White House Won’t Support SOPA

    US President Barack Obama addresses a campaign event at the University of Illinois at Chicago in Chicago, Illinois, on January 11, 2012. Obama sought to strike an implicit contrast with his most likely general election foe Mitt Romney, imploring big businesses to bring home US jobs outsourced overseas. White House officials insist that Obama has not yet started to focus on his bid for a second term in November, but is instead concentrating every day on his job, which he sees as reviving the economy and cutting unemployment. AFP Photo/Jewel Samad (Photo credit should read JEWEL SAMAD/AFP/Getty Images)

    Jewel Samad, AFP / Getty Images

    The White House plunged into the anti-piracy debate Saturday by releasing a blog post saying it will oppose any bill that would make it easier for the federal government to censor the Internet. However, the post didn’t address SOPA (Stop Online Piracy Act) or PIPA (Protect IP Act), aimed at ending the pirating of movies, music, and other goods.
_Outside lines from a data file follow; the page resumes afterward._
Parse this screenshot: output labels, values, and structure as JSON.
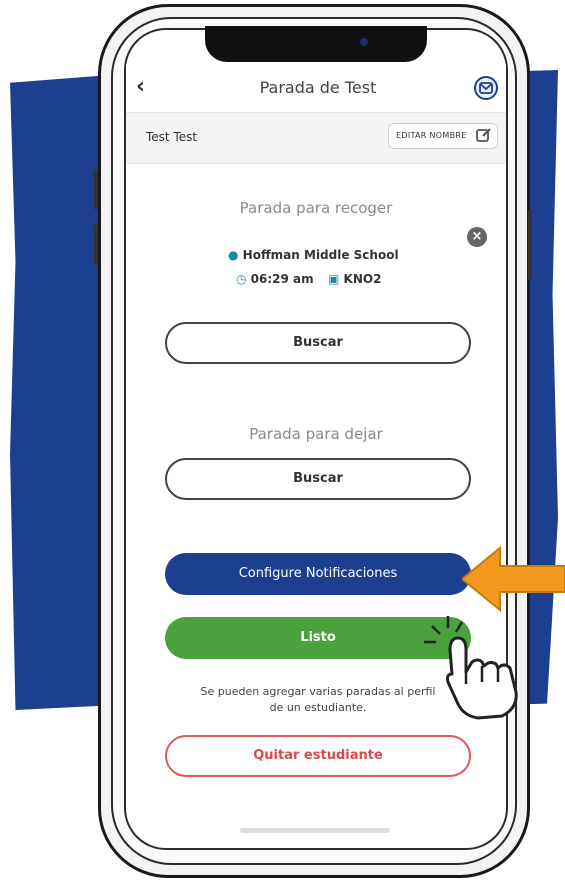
{
  "header": {
    "title": "Parada de Test",
    "back_icon": "chevron-left-icon",
    "mail_icon": "envelope-icon"
  },
  "student": {
    "name": "Test Test",
    "edit_label": "EDITAR NOMBRE",
    "edit_icon": "edit-icon"
  },
  "pickup": {
    "title": "Parada para recoger",
    "school": "Hoffman Middle School",
    "time": "06:29 am",
    "bus": "KNO2",
    "search_label": "Buscar"
  },
  "dropoff": {
    "title": "Parada para dejar",
    "search_label": "Buscar"
  },
  "actions": {
    "notifications_label": "Configure Notificaciones",
    "done_label": "Listo",
    "helper_text_1": "Se pueden agregar varias paradas al perfil",
    "helper_text_2": "de un estudiante.",
    "remove_label": "Quitar estudiante"
  },
  "colors": {
    "primary": "#1d3f8f",
    "success": "#4aa23c",
    "danger": "#d94b4b",
    "accent": "#f39a1e",
    "teal": "#1a8aa0"
  }
}
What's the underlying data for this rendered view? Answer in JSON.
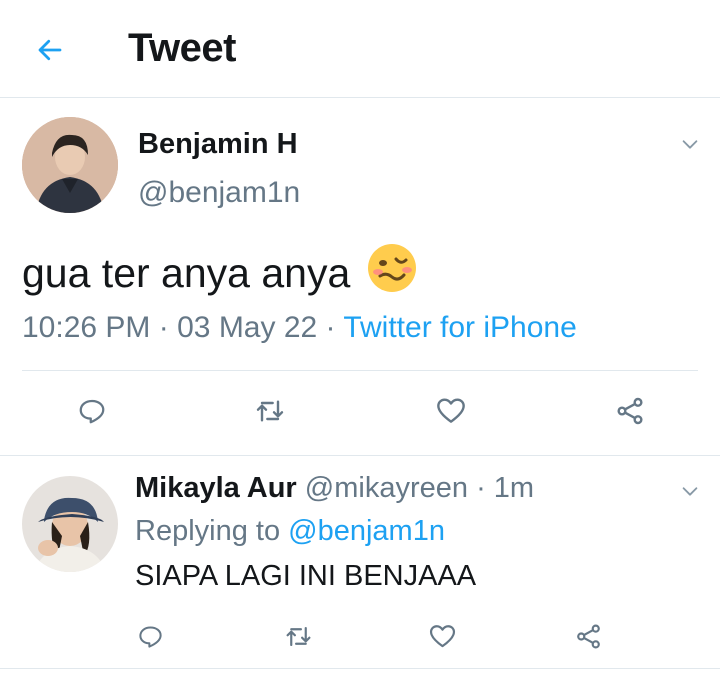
{
  "header": {
    "title": "Tweet",
    "back_icon": "arrow-left-icon",
    "accent": "#1da1f2"
  },
  "tweet": {
    "author_name": "Benjamin H",
    "author_handle": "@benjam1n",
    "text": "gua ter anya anya",
    "emoji": "woozy-face-emoji",
    "time": "10:26 PM",
    "separator": "·",
    "date": "03 May 22",
    "source": "Twitter for iPhone",
    "actions": [
      "reply-icon",
      "retweet-icon",
      "like-icon",
      "share-icon"
    ]
  },
  "reply": {
    "author_name": "Mikayla Aur",
    "author_handle": "@mikayreen",
    "separator": "·",
    "time": "1m",
    "replying_label": "Replying to",
    "replying_to": "@benjam1n",
    "text": "SIAPA LAGI INI BENJAAA",
    "actions": [
      "reply-icon",
      "retweet-icon",
      "like-icon",
      "share-icon"
    ]
  },
  "colors": {
    "text": "#14171a",
    "secondary": "#657786",
    "link": "#1da1f2",
    "border": "#e1e8ed"
  }
}
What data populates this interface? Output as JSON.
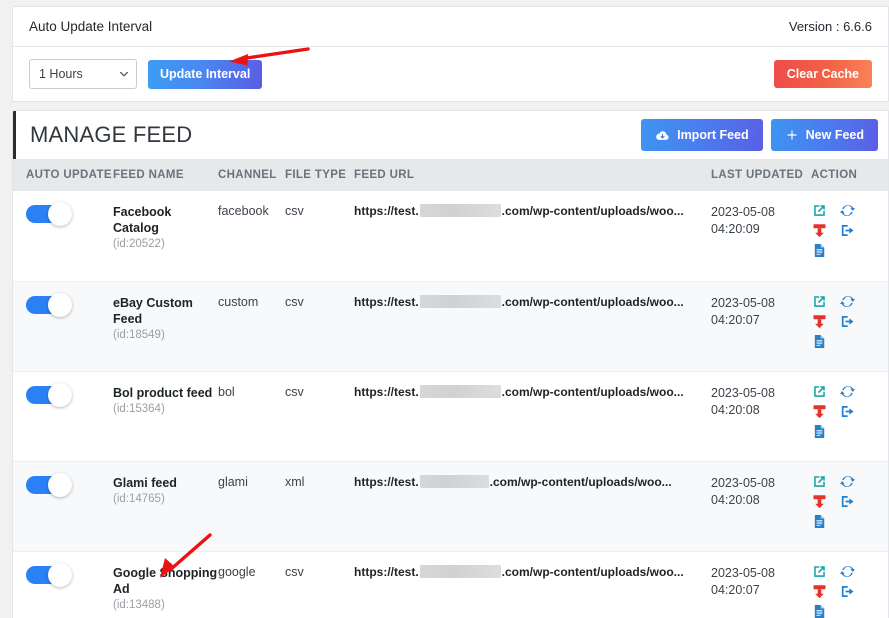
{
  "top_panel": {
    "title": "Auto Update Interval",
    "version_label": "Version : 6.6.6",
    "interval_value": "1 Hours",
    "interval_options": [
      "1 Hours"
    ],
    "update_button": "Update Interval",
    "clear_cache_button": "Clear Cache"
  },
  "feed_panel": {
    "title": "MANAGE FEED",
    "import_button": "Import Feed",
    "new_button": "New Feed",
    "columns": {
      "auto_update": "AUTO UPDATE",
      "feed_name": "FEED NAME",
      "channel": "CHANNEL",
      "file_type": "FILE TYPE",
      "feed_url": "FEED URL",
      "last_updated": "LAST UPDATED",
      "action": "ACTION"
    },
    "rows": [
      {
        "auto_update": true,
        "name": "Facebook Catalog",
        "id": "(id:20522)",
        "channel": "facebook",
        "file_type": "csv",
        "url_prefix": "https://test.",
        "url_suffix": ".com/wp-content/uploads/woo...",
        "last_updated_date": "2023-05-08",
        "last_updated_time": "04:20:09"
      },
      {
        "auto_update": true,
        "name": "eBay Custom Feed",
        "id": "(id:18549)",
        "channel": "custom",
        "file_type": "csv",
        "url_prefix": "https://test.",
        "url_suffix": ".com/wp-content/uploads/woo...",
        "last_updated_date": "2023-05-08",
        "last_updated_time": "04:20:07"
      },
      {
        "auto_update": true,
        "name": "Bol product feed",
        "id": "(id:15364)",
        "channel": "bol",
        "file_type": "csv",
        "url_prefix": "https://test.",
        "url_suffix": ".com/wp-content/uploads/woo...",
        "last_updated_date": "2023-05-08",
        "last_updated_time": "04:20:08"
      },
      {
        "auto_update": true,
        "name": "Glami feed",
        "id": "(id:14765)",
        "channel": "glami",
        "file_type": "xml",
        "url_prefix": "https://test.",
        "url_suffix": ".com/wp-content/uploads/woo...",
        "last_updated_date": "2023-05-08",
        "last_updated_time": "04:20:08"
      },
      {
        "auto_update": true,
        "name": "Google Shopping Ad",
        "id": "(id:13488)",
        "channel": "google",
        "file_type": "csv",
        "url_prefix": "https://test.",
        "url_suffix": ".com/wp-content/uploads/woo...",
        "last_updated_date": "2023-05-08",
        "last_updated_time": "04:20:07"
      }
    ],
    "row_action_icons": [
      "external-link-icon",
      "refresh-icon",
      "download-icon",
      "export-icon",
      "document-icon"
    ]
  },
  "annotations": [
    {
      "name": "arrow-to-update-interval-button",
      "color": "#ee1111"
    },
    {
      "name": "arrow-to-google-shopping-ad-row",
      "color": "#ee1111"
    }
  ],
  "colors": {
    "accent_blue": "#2a80f5",
    "gradient_blue_start": "#3e95f2",
    "gradient_purple_end": "#5b5fe6",
    "danger_red": "#ef4b4b",
    "danger_orange": "#f9845a",
    "header_grey": "#e7e8ea",
    "text_dark": "#1d2327"
  }
}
The bills present a difficult situation for Obama: many of his supporters in Hollywood and the tech world have strong feelings on both sides of the debate. This is, perhaps, why the administration doesn't flatly say it will reject the bill.

    Read it at Politico